On the phone with ADVAS, Gabby asked for help, “It was early in the day, and they asked if I could come in and talk to them at the RCMP detachment. I think they could tell that I needed a hug and a human face from the sound of my voice.” Sitting in the safety of the soft room in the RCMP detachment, Gabby pulled out her notebook that she filled in the night before.
Gabby never returned to the home she had with her husband, “It became this place that represented so much pain for me. I couldn’t bring myself to go back there.” After leaving ADVAS that day, Gabby went to her parents’ home.
With help from her ADVAS advocate, Gabby arranged an emergency appointment with a mental health clinician. She also booked an appointment with her family doctor to start on the path to recovering her physical health. In the days that followed, Gabby was able to get legal support and successfully filed for a protection order against her husband.
Gabby’s parents lived in a small condo in the city, and she couldn’t stay there for long.
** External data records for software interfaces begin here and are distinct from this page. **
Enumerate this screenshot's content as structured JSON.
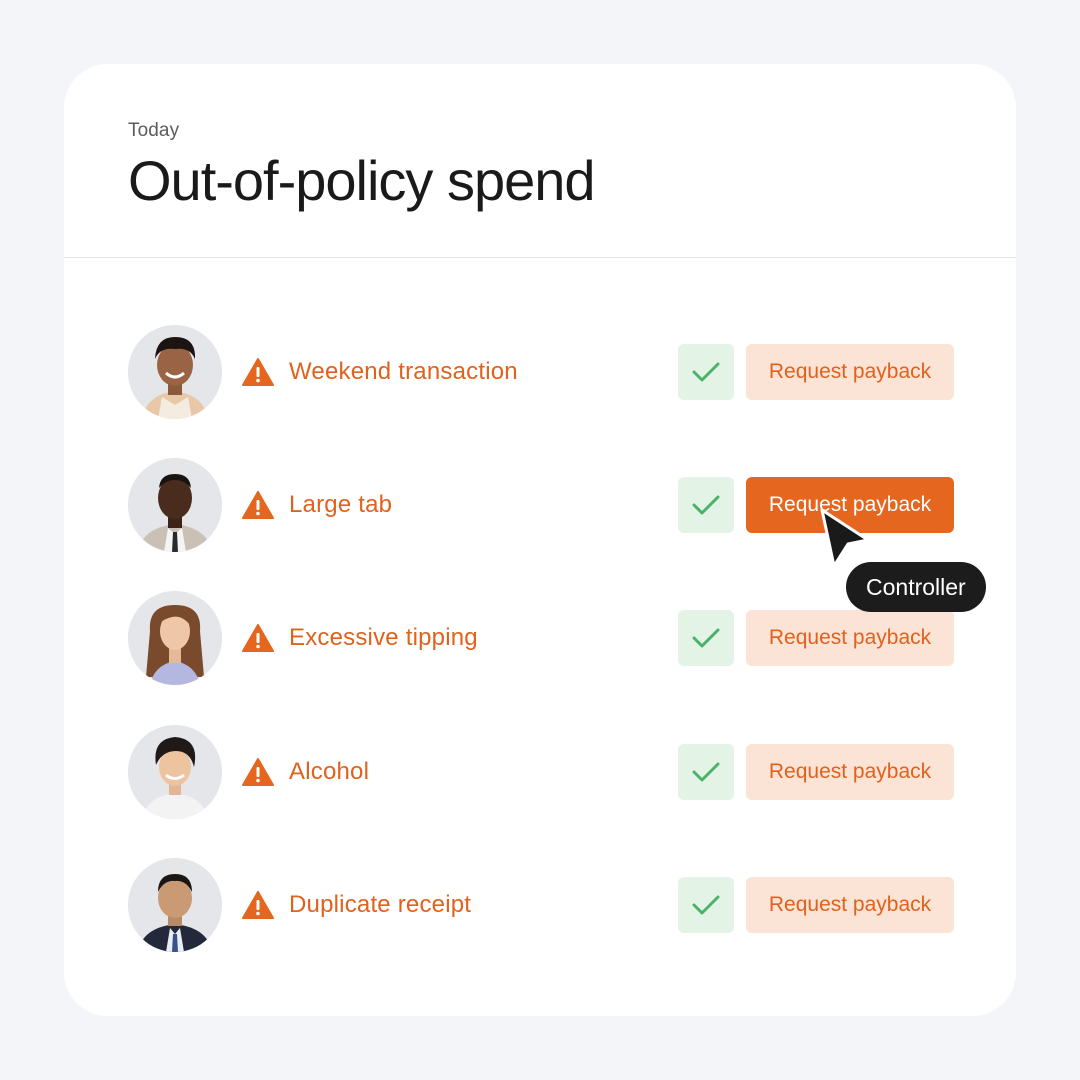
{
  "card": {
    "eyebrow": "Today",
    "title": "Out-of-policy spend"
  },
  "colors": {
    "accent": "#e5661f",
    "accent_soft": "#fbe3d6",
    "approve_bg": "#e3f4e7",
    "approve_check": "#4cb26a"
  },
  "rows": [
    {
      "label": "Weekend transaction",
      "action": "Request payback",
      "approve_icon": "check-icon",
      "warning_icon": "warning-icon"
    },
    {
      "label": "Large tab",
      "action": "Request payback",
      "approve_icon": "check-icon",
      "warning_icon": "warning-icon"
    },
    {
      "label": "Excessive tipping",
      "action": "Request payback",
      "approve_icon": "check-icon",
      "warning_icon": "warning-icon"
    },
    {
      "label": "Alcohol",
      "action": "Request payback",
      "approve_icon": "check-icon",
      "warning_icon": "warning-icon"
    },
    {
      "label": "Duplicate receipt",
      "action": "Request payback",
      "approve_icon": "check-icon",
      "warning_icon": "warning-icon"
    }
  ],
  "cursor": {
    "tooltip": "Controller"
  }
}
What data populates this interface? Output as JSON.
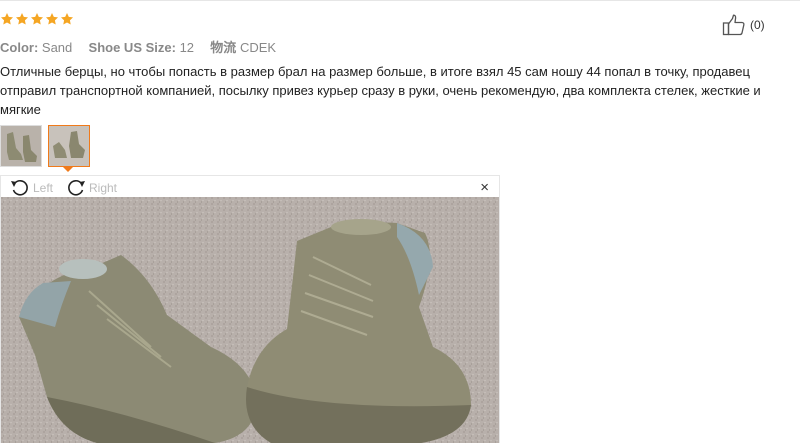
{
  "rating": {
    "stars": 5,
    "color": "#f5a623"
  },
  "like": {
    "icon": "thumbs-up-icon",
    "count_text": "(0)"
  },
  "meta": {
    "color_label": "Color:",
    "color_value": "Sand",
    "size_label": "Shoe US Size:",
    "size_value": "12",
    "shipping_label": "物流",
    "shipping_value": "CDEK"
  },
  "review": {
    "text": "Отличные берцы, но чтобы попасть в размер брал на размер больше, в итоге взял 45 сам ношу 44 попал в точку, продавец отправил транспортной компанией, посылку привез курьер сразу в руки, очень рекомендую, два комплекта стелек, жесткие и мягкие"
  },
  "thumbnails": [
    {
      "name": "photo-thumbnail-1",
      "selected": false
    },
    {
      "name": "photo-thumbnail-2",
      "selected": true
    }
  ],
  "viewer": {
    "rotate_left_label": "Left",
    "rotate_right_label": "Right",
    "close_symbol": "×",
    "accent": "#f07a1a"
  }
}
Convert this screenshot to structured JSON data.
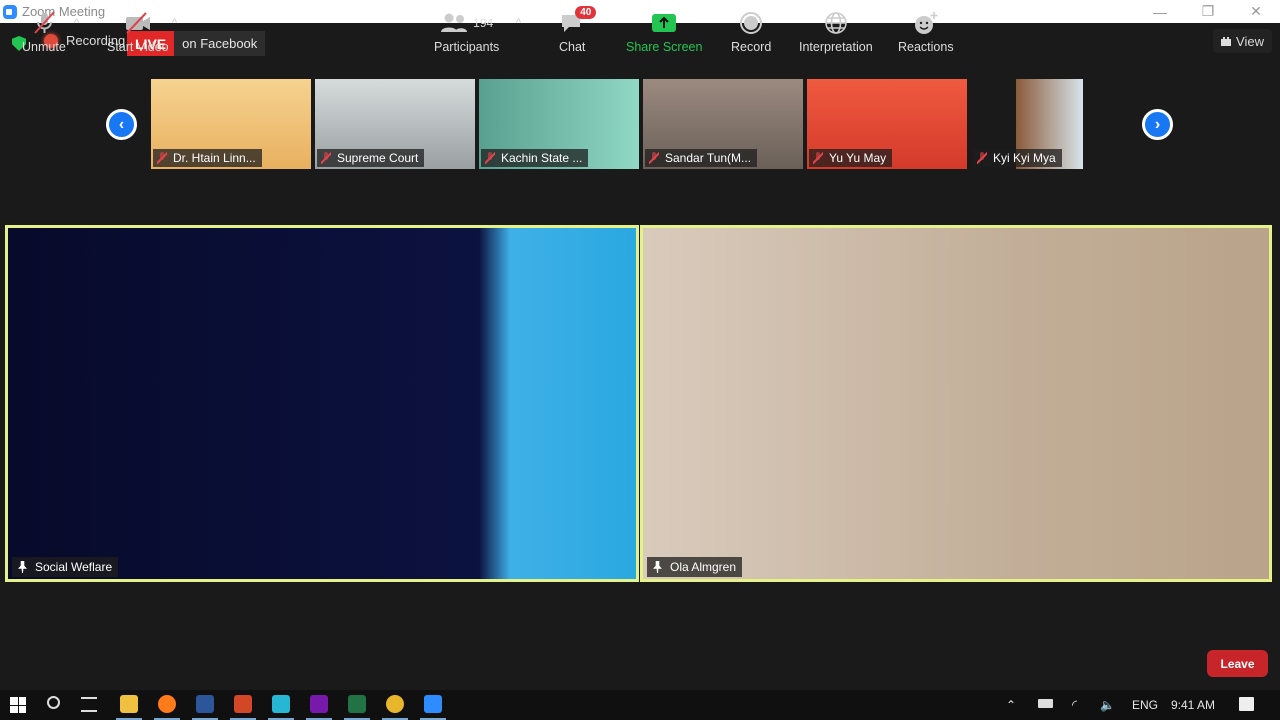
{
  "window": {
    "title": "Zoom Meeting",
    "minimize": "—",
    "restore": "❐",
    "close": "✕"
  },
  "topbar": {
    "recording_label": "Recording",
    "live_badge": "LIVE",
    "live_platform": "on Facebook",
    "view_label": "View"
  },
  "gallery": {
    "prev": "‹",
    "next": "›",
    "participants": [
      {
        "name": "Dr. Htain Linn...",
        "bg": "#f2c47a"
      },
      {
        "name": "Supreme Court",
        "bg": "#c9ced0"
      },
      {
        "name": "Kachin State ...",
        "bg": "#7fc8b8"
      },
      {
        "name": "Sandar Tun(M...",
        "bg": "#8a7a70"
      },
      {
        "name": "Yu Yu May",
        "bg": "#e8483a"
      },
      {
        "name": "Kyi Kyi Mya",
        "bg": "#1a1a1a"
      }
    ]
  },
  "speakers": [
    {
      "name": "Social Weflare",
      "bg": "#0a0e30"
    },
    {
      "name": "Ola Almgren",
      "bg": "#c9b8a4"
    }
  ],
  "toolbar": {
    "unmute": "Unmute",
    "start_video": "Start Video",
    "participants": "Participants",
    "participant_count": "194",
    "chat": "Chat",
    "chat_badge": "40",
    "share_screen": "Share Screen",
    "record": "Record",
    "interpretation": "Interpretation",
    "reactions": "Reactions",
    "leave": "Leave",
    "caret": "^"
  },
  "taskbar": {
    "lang": "ENG",
    "time": "9:41 AM",
    "apps": [
      {
        "name": "file-explorer",
        "color": "#f0c040"
      },
      {
        "name": "firefox",
        "color": "#ff7a1a"
      },
      {
        "name": "word",
        "color": "#2b579a"
      },
      {
        "name": "powerpoint",
        "color": "#d24726"
      },
      {
        "name": "whatsapp",
        "color": "#25b7d3"
      },
      {
        "name": "onenote",
        "color": "#7719aa"
      },
      {
        "name": "excel",
        "color": "#217346"
      },
      {
        "name": "chrome",
        "color": "#e8b62a"
      },
      {
        "name": "zoom",
        "color": "#2d8cff"
      }
    ]
  },
  "colors": {
    "accent": "#1877f2",
    "active_speaker": "#e5f28a",
    "share": "#23c552",
    "leave": "#c8252b",
    "live": "#e02828"
  }
}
Through her ADVAS advocate, Gabby accessed financial and housing supports so that she could have somewhere safe to stay while she healed. “I wanted to get back to work and back to supporting myself, but I needed somewhere that I could be safe while I focussed on getting well again.”
If you are being hurt at home, there are safe places you can stay.
Gabby filed for divorce, and her husband did not contest the facts that she presented. “He never apologized, but he was being really calm and nice. He talked about how it felt in the beginning, and said he doesn’t know when or how things got off track. I was starting to feel drawn back toward him, but I had already learned that this was normal in this type of abuse. I wasn’t deterred – I was divorced.”
It is normal for victims of abuse to feel a range of emotions. Some of the emotions can be confusing or upsetting. All of them are normal. Help is available to make sense of what you may be experiencing.
Divorced from her ex-husband, Gabby sought to build meaning into her life. “I had been so low and so lost, and for more than a year I felt like nothing had meaning. Everything was just empty, and it really hurt me that I lost that time. So my number one goal in my recovery plan after the divorce was to bring meaning and joy to every day of my life.”
Gabby reconnected with friends and family and started living a life that had meaning for her, “As a little girl, I always thought I wanted to see the world – like a trip around the globe. Now, I just want to see the people around me doing well and feeling fulfilled.” Gabby took her passion for meaning and returned to school, studying social work and counselling. “Now I get to spend my days helping women in the same ways that ADVAS and their partners helped me.”
Gabby had a long connection with ADVAS, and received support from her ADVAS Advocate and a number of our local partners. “If it wasn’t for my advocate, I may not have been able to stay safe. My ex-husband was dangerous, and so was I. My friends and parents work in normal offices – none of them would have had any clue how to help with something this deep.”
When an ADVAS advocate is helping, family and friends get to help by intently listening and loving. The burden of finding resources is gone, and you can focus on finding new meaningful memories.
What Gabby experienced is, sadly, not a unique experience. We are grateful to Gabby and to all women who seek help to escape and recover from abuse.
Not all abuse has visible scars or marks. The injuries from emotional and psychological abuse may be easier to hide, but they are just as real and hurt just as much as injuries caused by physical abuse.
If you or someone you know is at risk of imminent harm, call 911.
If you or someone you know is experiencing abuse, help is available. We want to help you.